As the new year begins, one thing is certain: a Supreme Court decision will come in the Masterpiece Cakeshop case – and it will have an impact on people in every community across America.
The state of Colorado argues that Masterpiece Cakeshop owner Jack Phillips must design custom wedding cakes for same-sex "marriages" if he creates other wedding cakes. The case began in 2012 when two homosexual men visited Phillips at his shop near Denver.
"In an exchange lasting only a few seconds, Jack politely declined the request, saying he could not design cakes for same-sex wedding ceremonies," says Alliance Defending Freedom (ADF), the law firm representing Phillips. "Jack offered to design other custom cakes for the couple or sell them any other pre-made item in his shop, but because of his faith, he could not design a cake promoting a same-sex wedding ceremony."

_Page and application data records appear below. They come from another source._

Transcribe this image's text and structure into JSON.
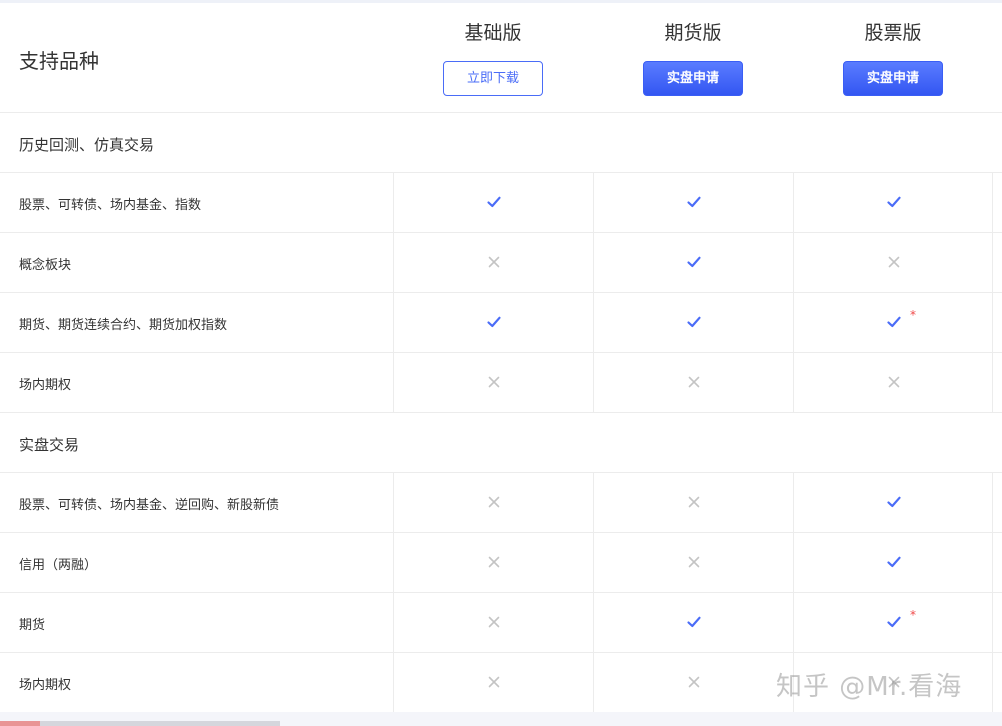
{
  "header": {
    "title": "支持品种",
    "plans": [
      {
        "name": "基础版",
        "button": "立即下载"
      },
      {
        "name": "期货版",
        "button": "实盘申请"
      },
      {
        "name": "股票版",
        "button": "实盘申请"
      }
    ]
  },
  "sections": [
    {
      "title": "历史回测、仿真交易",
      "rows": [
        {
          "label": "股票、可转债、场内基金、指数",
          "support": [
            "check",
            "check",
            "check"
          ],
          "star": [
            false,
            false,
            false
          ]
        },
        {
          "label": "概念板块",
          "support": [
            "cross",
            "check",
            "cross"
          ],
          "star": [
            false,
            false,
            false
          ]
        },
        {
          "label": "期货、期货连续合约、期货加权指数",
          "support": [
            "check",
            "check",
            "check"
          ],
          "star": [
            false,
            false,
            true
          ]
        },
        {
          "label": "场内期权",
          "support": [
            "cross",
            "cross",
            "cross"
          ],
          "star": [
            false,
            false,
            false
          ]
        }
      ]
    },
    {
      "title": "实盘交易",
      "rows": [
        {
          "label": "股票、可转债、场内基金、逆回购、新股新债",
          "support": [
            "cross",
            "cross",
            "check"
          ],
          "star": [
            false,
            false,
            false
          ]
        },
        {
          "label": "信用（两融）",
          "support": [
            "cross",
            "cross",
            "check"
          ],
          "star": [
            false,
            false,
            false
          ]
        },
        {
          "label": "期货",
          "support": [
            "cross",
            "check",
            "check"
          ],
          "star": [
            false,
            false,
            true
          ]
        },
        {
          "label": "场内期权",
          "support": [
            "cross",
            "cross",
            "cross"
          ],
          "star": [
            false,
            false,
            false
          ]
        }
      ]
    }
  ],
  "star_symbol": "*",
  "watermark": "知乎 @Mr.看海",
  "colors": {
    "check": "#4a6cf7",
    "cross": "#c4c4c4",
    "star": "#f04a4a",
    "accent": "#3a5ef5"
  }
}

The U.S. Supreme Court heard oral arguments in the case on December 5. People on both sides of the issue were outside the high court, including supporters of Phillips – who heard him explain his stance.
"Though I serve everyone who comes into my shop, like many other creative professionals I don't create custom designs for events or messages that conflict with my conscience," Phillips told the crowd outside the Court. "I don't create cakes for Halloween, promote sexual or anti-American themes, or disparage people – including people who identify as LGBT."

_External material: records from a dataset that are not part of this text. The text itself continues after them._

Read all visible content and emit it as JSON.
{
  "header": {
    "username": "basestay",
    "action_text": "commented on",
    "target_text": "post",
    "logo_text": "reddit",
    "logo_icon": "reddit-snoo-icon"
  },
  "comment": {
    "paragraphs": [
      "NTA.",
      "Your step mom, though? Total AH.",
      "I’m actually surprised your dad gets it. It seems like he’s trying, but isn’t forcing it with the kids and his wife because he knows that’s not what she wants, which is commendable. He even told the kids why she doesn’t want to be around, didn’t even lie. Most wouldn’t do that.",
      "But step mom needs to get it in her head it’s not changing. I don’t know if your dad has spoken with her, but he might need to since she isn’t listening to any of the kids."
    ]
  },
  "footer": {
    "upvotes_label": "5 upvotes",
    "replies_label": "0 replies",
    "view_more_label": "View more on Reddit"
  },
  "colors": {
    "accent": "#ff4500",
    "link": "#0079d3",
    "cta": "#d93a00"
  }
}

Phillips went on to say that it's never been about the person making the request, but rather the message the person wants the cake to communicate.
"I'm here at the Supreme Court today because I respectfully declined to create a custom cake that would celebrate a view of marriage in direct conflict with my faith's core teachings on marriage," he continued.

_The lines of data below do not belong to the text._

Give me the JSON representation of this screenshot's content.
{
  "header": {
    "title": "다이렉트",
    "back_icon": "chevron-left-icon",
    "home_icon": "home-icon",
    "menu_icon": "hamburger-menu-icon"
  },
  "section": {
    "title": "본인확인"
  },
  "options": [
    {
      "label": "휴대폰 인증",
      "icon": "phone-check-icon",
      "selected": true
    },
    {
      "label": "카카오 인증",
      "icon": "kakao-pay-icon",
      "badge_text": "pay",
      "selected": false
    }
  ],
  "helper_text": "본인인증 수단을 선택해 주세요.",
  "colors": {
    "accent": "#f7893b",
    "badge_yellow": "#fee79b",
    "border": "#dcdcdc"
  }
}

"I offered to sell the two gentlemen suing me anything else in my shop or create a design on a cake for any other occasion. For that decision, which was guided by an established set of religious beliefs, I've endured a five-year court battle. It's been very hard on me and my family."
ADF attorney Kristen Waggoner said it was a privilege to stand on behalf of Jack Phillips.
"Colorado's position was so extreme today that it said that the state could actually compel all kinds of artists – filmmakers, photographers, graphic designers – who are paid to express messages that violate their core identity," she added. "This court has never compelled artistic expression or political or ideological expression – and if it does so now, we will have less civility, less pluralism, and less diversity in our society."
Waggoner went on to point out remarks from Associate Justice Anthony Kennedy that tolerance requires respect for those with whom we disagree.
"Colorado has neither been tolerant nor respectful of Mr. Phillips ... and for that reason, we ask the Court to reverse the lower court's decision," said the attorney.
A ruling is expected in June.